The strangle is a simple options structure which is used in the volatility trading. When we expect higher volatility we can by an out-of-the-money call with strike above the current market price and an out-of-the-money put with strike below the current market price. This is a long strangle. When you expect lower volatility, you sell a strangle and hope that the options will expire out-of-the-money and you will keep the collected premiums.
In this article, I'll focus on the long strangles. They could be structured via plain vanilla or binary options. In general, your choice depends on the size of the price move you expect. When trading volatility with hourly binary ladders I use a structure that I call the double strangle. This is a combination of a strangle with wider strikes and another one with strikes closer to the current market price. The purpose of the second strangle is to cover the costs of the first one if the price doesn't move much. I trade the double strangle only when the volatility is low and the strikes of the second strangle are close enough to the current market. On the chart below you can see what will be the P&L at the expiry.
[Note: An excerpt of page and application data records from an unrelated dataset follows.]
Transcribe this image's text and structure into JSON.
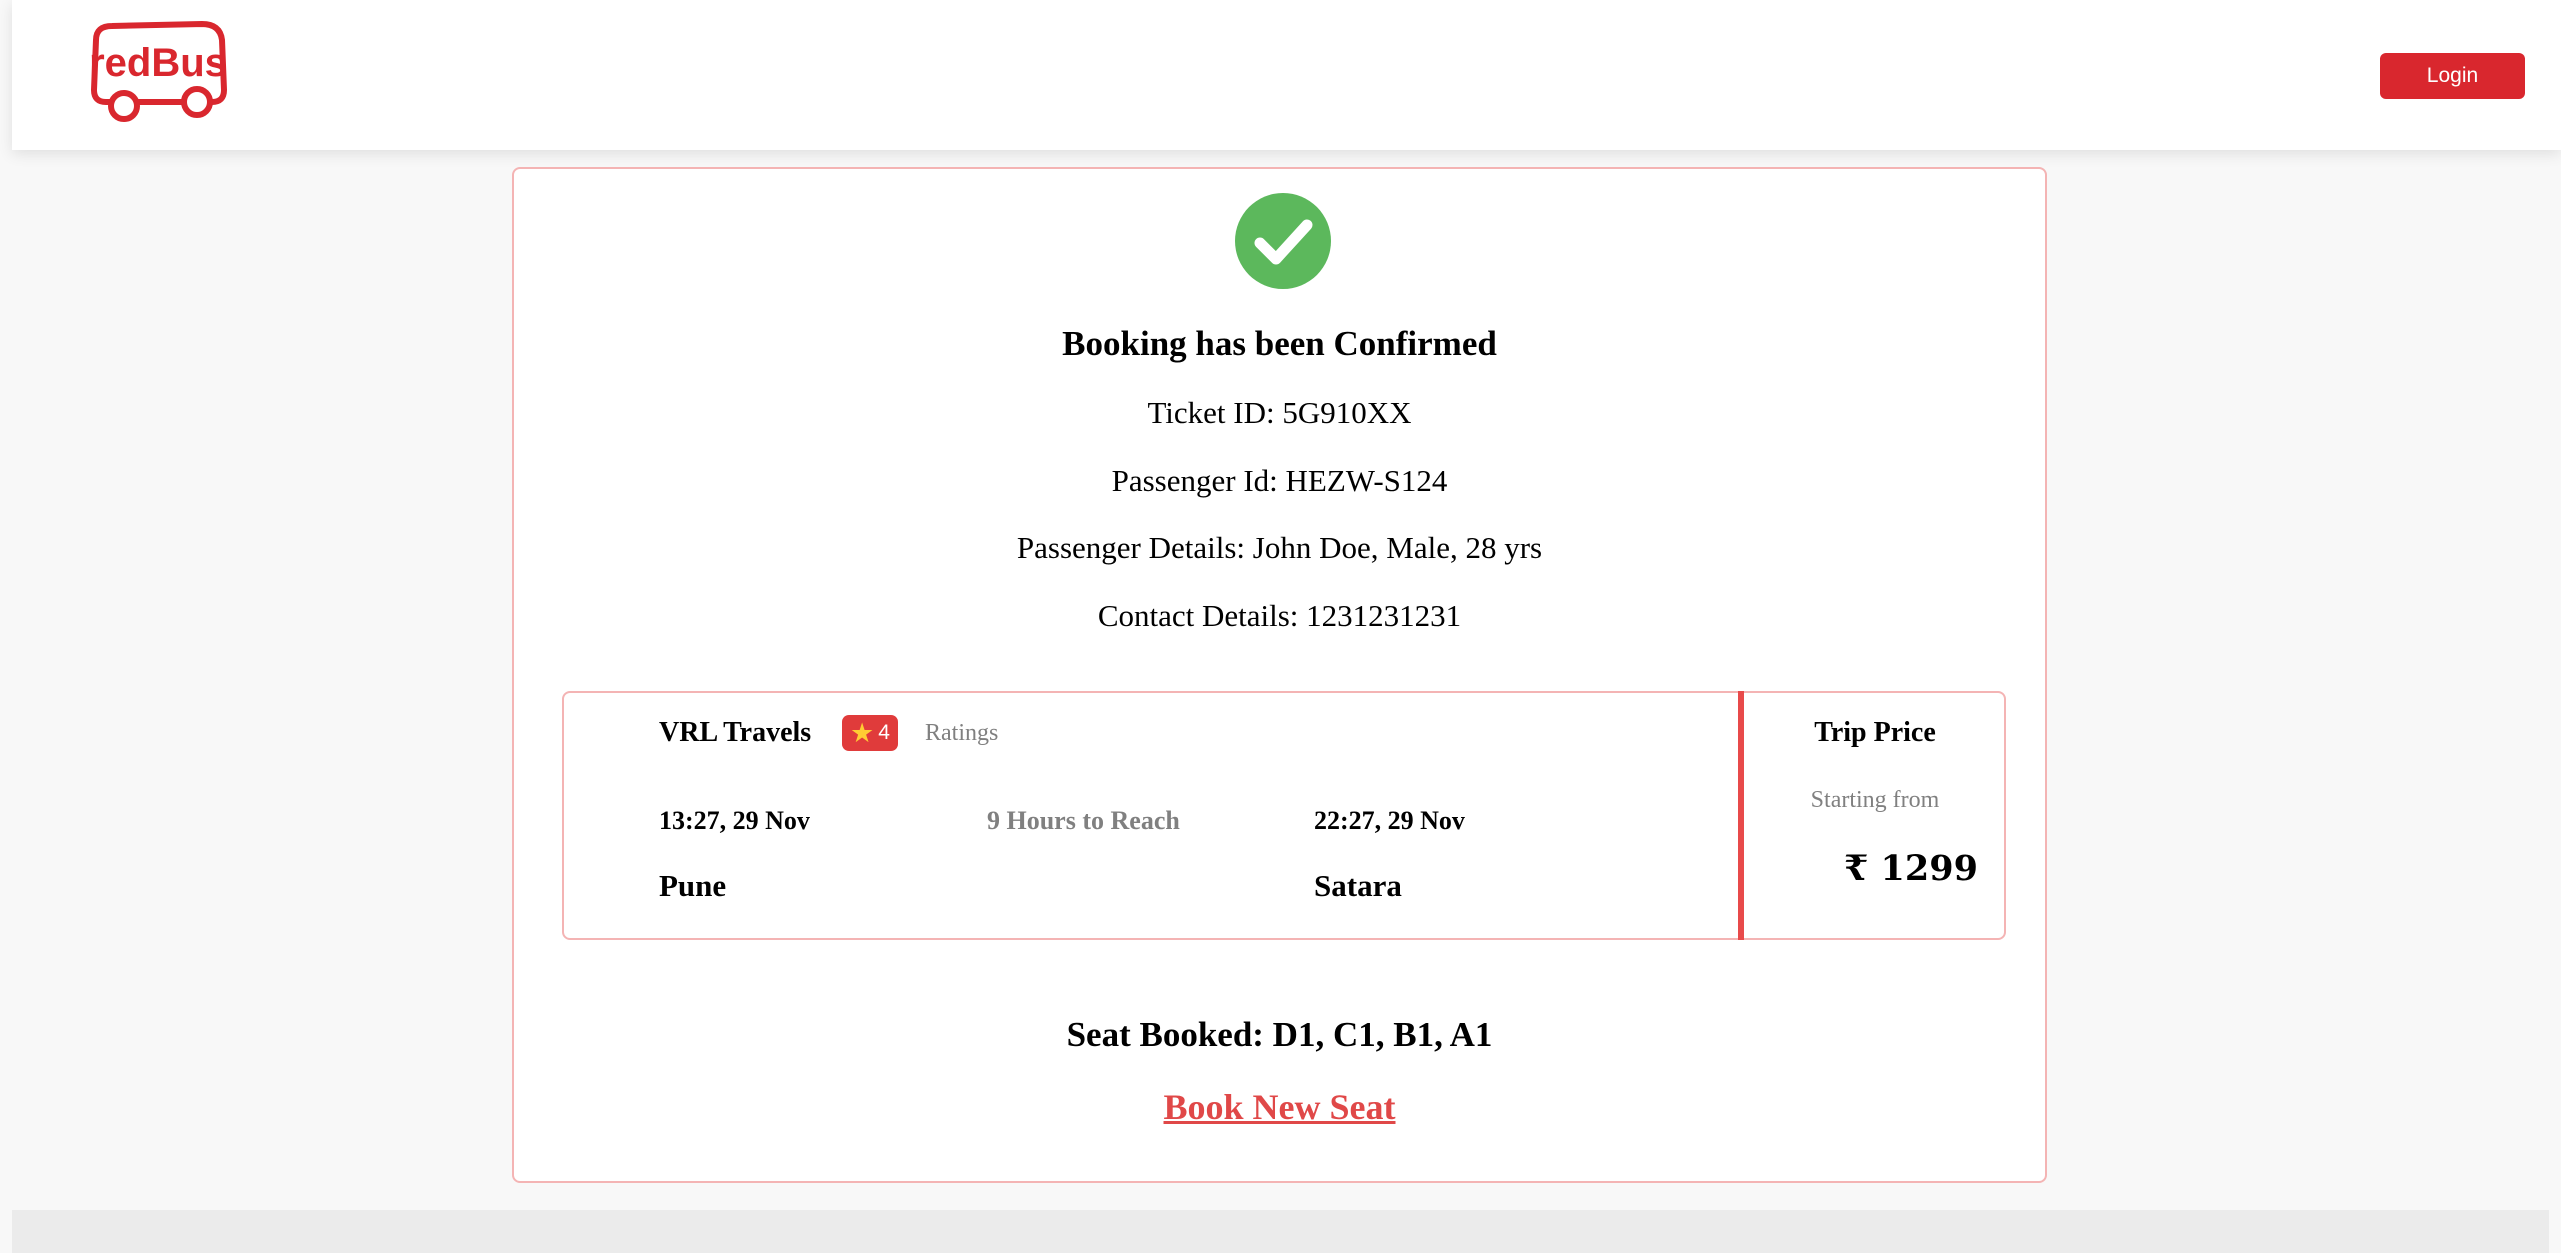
{
  "header": {
    "logo_text": "redBus",
    "login_label": "Login",
    "brand_color": "#d9272e"
  },
  "confirmation": {
    "icon": "check-circle-icon",
    "title": "Booking has been Confirmed",
    "ticket_id": "Ticket ID: 5G910XX",
    "passenger_id": "Passenger Id: HEZW-S124",
    "passenger_details": "Passenger Details: John Doe, Male, 28 yrs",
    "contact_details": "Contact Details: 1231231231"
  },
  "trip": {
    "operator": "VRL Travels",
    "rating_value": "4",
    "rating_icon": "star-icon",
    "ratings_label": "Ratings",
    "departure_time": "13:27, 29 Nov",
    "duration": "9 Hours to Reach",
    "arrival_time": "22:27, 29 Nov",
    "source": "Pune",
    "destination": "Satara",
    "price_title": "Trip Price",
    "starting_from": "Starting from",
    "price": "₹ 1299"
  },
  "booking": {
    "seats": "Seat Booked: D1, C1, B1, A1",
    "book_new_label": "Book New Seat"
  }
}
I will show you with two examples of the last week how I use the double strangles. In the first case, the calls were with strikes 1.3687 and 1.3692, while the puts were with strikes 1.3677 and 1.3672 for a total cost of 49 points. The expiry was at 9 AM London time. I needed the price to move 6 pips in either direction the last 12 minutes of the first hour after the biggest FX center opened. The range so far was 10 pips, while it is 25 pips on average. The market closed less then a pip above the lower strike, but the higher one was in-the-money and its payout (100 points) cover all the costs.
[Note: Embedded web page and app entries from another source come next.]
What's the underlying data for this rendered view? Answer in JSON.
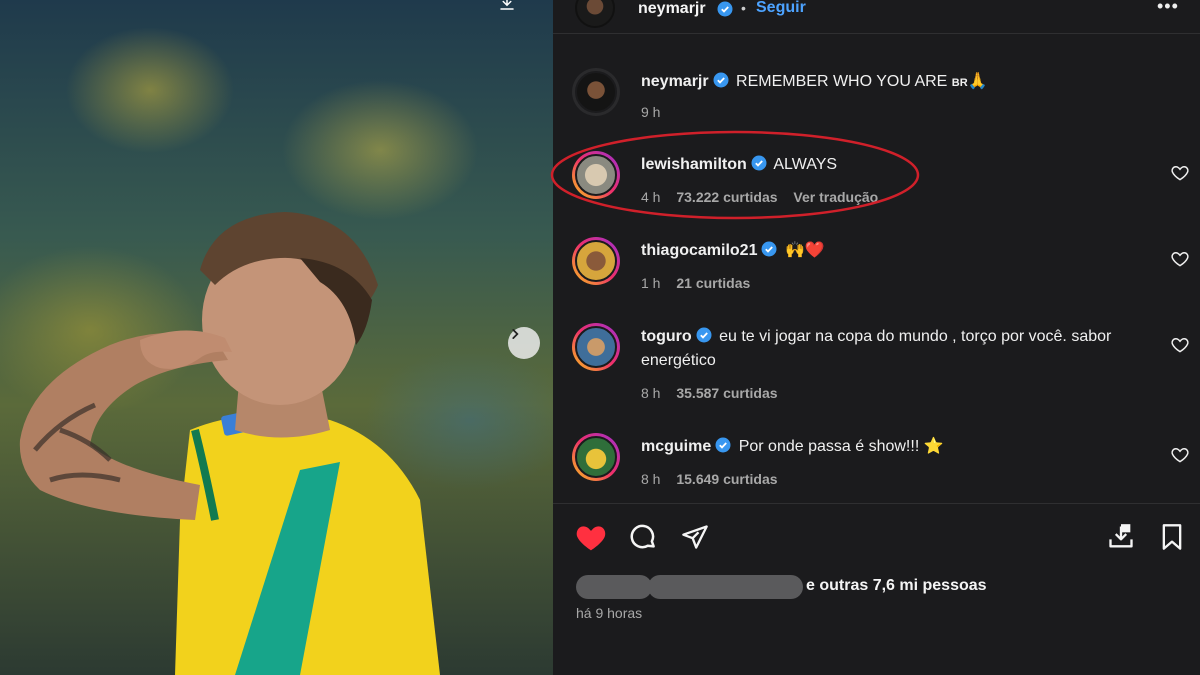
{
  "header": {
    "username": "neymarjr",
    "separator": "•",
    "follow_label": "Seguir",
    "more_label": "•••"
  },
  "caption": {
    "username": "neymarjr",
    "text": "REMEMBER WHO YOU ARE",
    "flag": "BR",
    "emoji": "🙏",
    "time": "9 h"
  },
  "comments": [
    {
      "username": "lewishamilton",
      "text": "ALWAYS",
      "time": "4 h",
      "likes": "73.222 curtidas",
      "translate": "Ver tradução",
      "highlighted": true
    },
    {
      "username": "thiagocamilo21",
      "text": "🙌❤️",
      "time": "1 h",
      "likes": "21 curtidas"
    },
    {
      "username": "toguro",
      "text": "eu te vi jogar na copa do mundo , torço por você. sabor energético",
      "time": "8 h",
      "likes": "35.587 curtidas"
    },
    {
      "username": "mcguime",
      "text": "Por onde passa é show!!! ⭐",
      "time": "8 h",
      "likes": "15.649 curtidas"
    }
  ],
  "footer": {
    "likes_text": "e outras 7,6 mi pessoas",
    "time_ago": "há 9 horas"
  },
  "icons": {
    "like": "heart-filled-icon",
    "comment": "comment-bubble-icon",
    "share": "paper-plane-icon",
    "save_download": "download-icon",
    "bookmark": "bookmark-icon"
  },
  "colors": {
    "panel_bg": "#1b1b1d",
    "link_blue": "#4da3ff",
    "verified_blue": "#3897f0",
    "like_red": "#ff3040",
    "highlight_red": "#d0202a"
  }
}
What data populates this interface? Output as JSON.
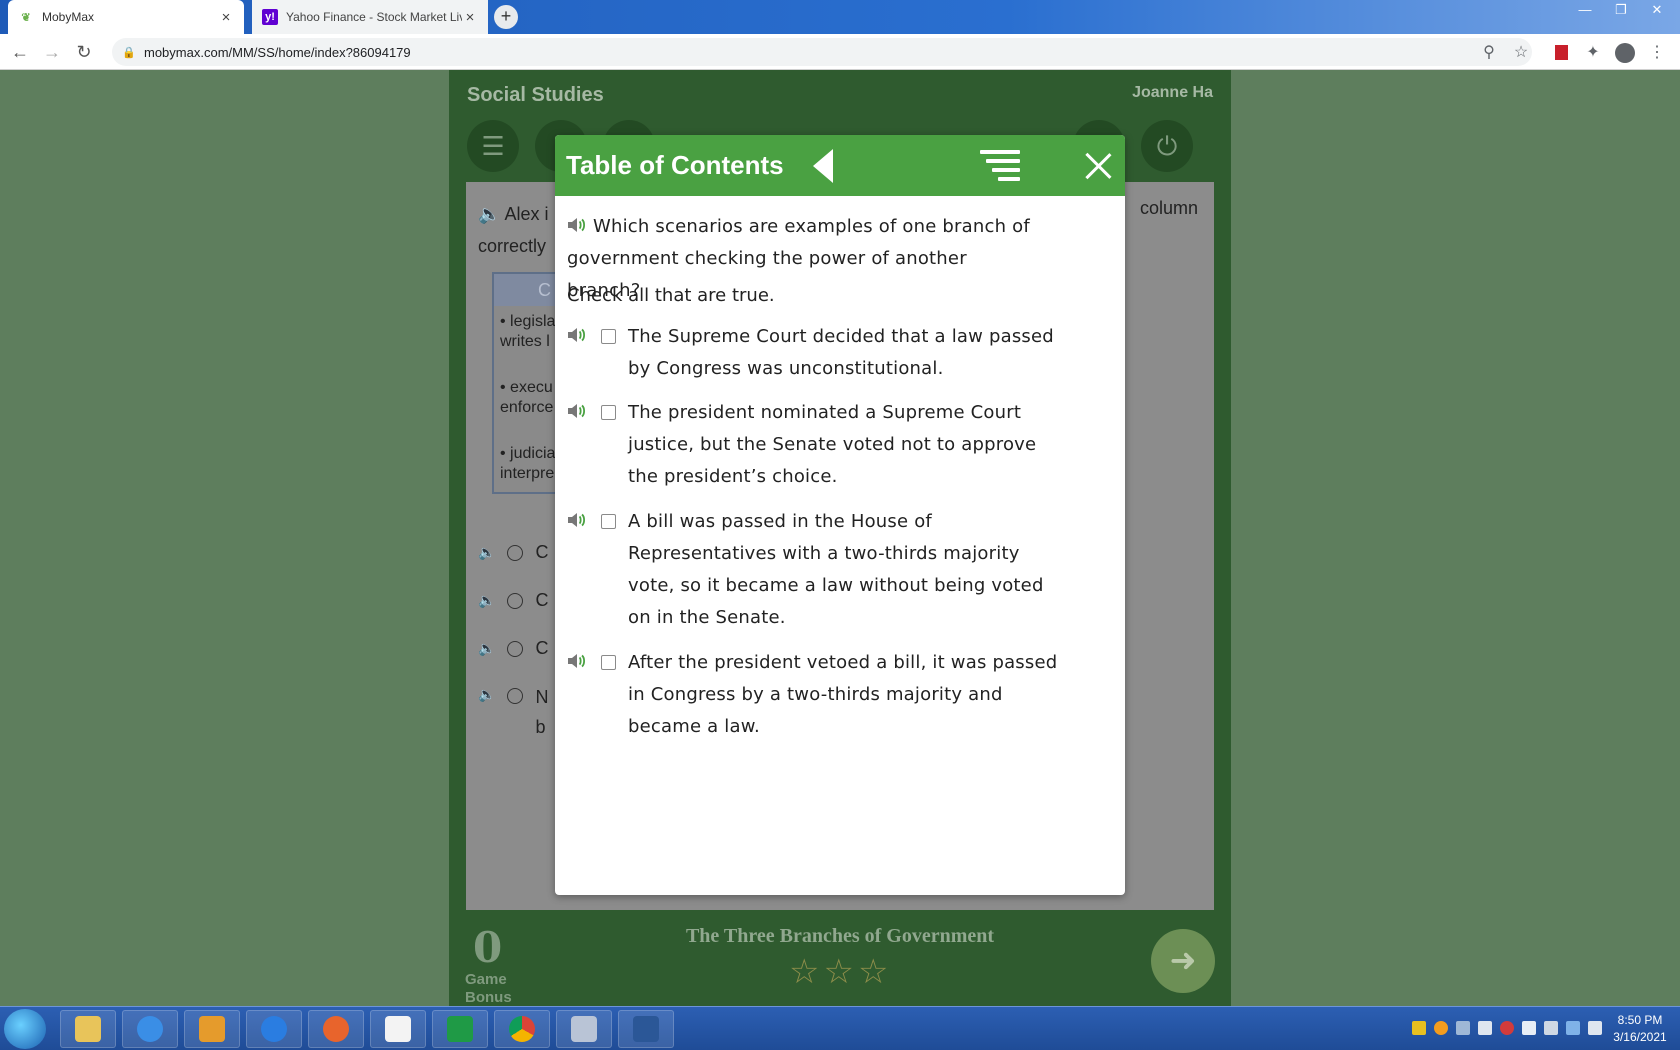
{
  "browser": {
    "tabs": [
      {
        "title": "MobyMax",
        "favicon": "mobymax-leaf-icon",
        "active": true
      },
      {
        "title": "Yahoo Finance - Stock Market Liv",
        "favicon": "yahoo-icon",
        "active": false
      }
    ],
    "url": "mobymax.com/MM/SS/home/index?86094179"
  },
  "app": {
    "subject": "Social Studies",
    "user": "Joanne Ha",
    "background_question_start": "Alex i",
    "background_question_end": "column",
    "background_question_line2": "correctly",
    "background_box": {
      "header": "C",
      "items": [
        "• legisla\nwrites l",
        "• execu\nenforce",
        "• judicia\ninterpre"
      ]
    },
    "background_options": [
      "C",
      "C",
      "C",
      "N\nb"
    ],
    "footer": {
      "score": "0",
      "score_label_1": "Game",
      "score_label_2": "Bonus",
      "lesson_title": "The Three Branches of Government"
    }
  },
  "modal": {
    "title": "Table of Contents",
    "question": "Which scenarios are examples of one branch of government checking the power of another branch?",
    "instruction": "Check all that are true.",
    "options": [
      {
        "text": "The Supreme Court decided that a law passed by Congress was unconstitutional.",
        "checked": false
      },
      {
        "text": "The president nominated a Supreme Court justice, but the Senate voted not to approve the president’s choice.",
        "checked": false
      },
      {
        "text": "A bill was passed in the House of Representatives with a two-thirds majority vote, so it became a law without being voted on in the Senate.",
        "checked": false
      },
      {
        "text": "After the president vetoed a bill, it was passed in Congress by a two-thirds majority and became a law.",
        "checked": false
      }
    ]
  },
  "taskbar": {
    "time": "8:50 PM",
    "date": "3/16/2021"
  },
  "colors": {
    "modal_header": "#4aa142",
    "app_background": "#2f5b2f"
  }
}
In the second example (the chart below), the expiry is at 3PM London time. This period is pretty busy, because NY and London are open at the same time and this is the beginning of the US session. After I had the two strangles (1.3675/1.3705 and 1.3685/1.3700) GBP/USD started to move lower and I decided to add one more put with a strike 1.3690. It would break the symmetry of the structure, but the correlation between GBP and EUR is strong and a move lower of EUR/USD could be expected. Two of the puts expired in-the money.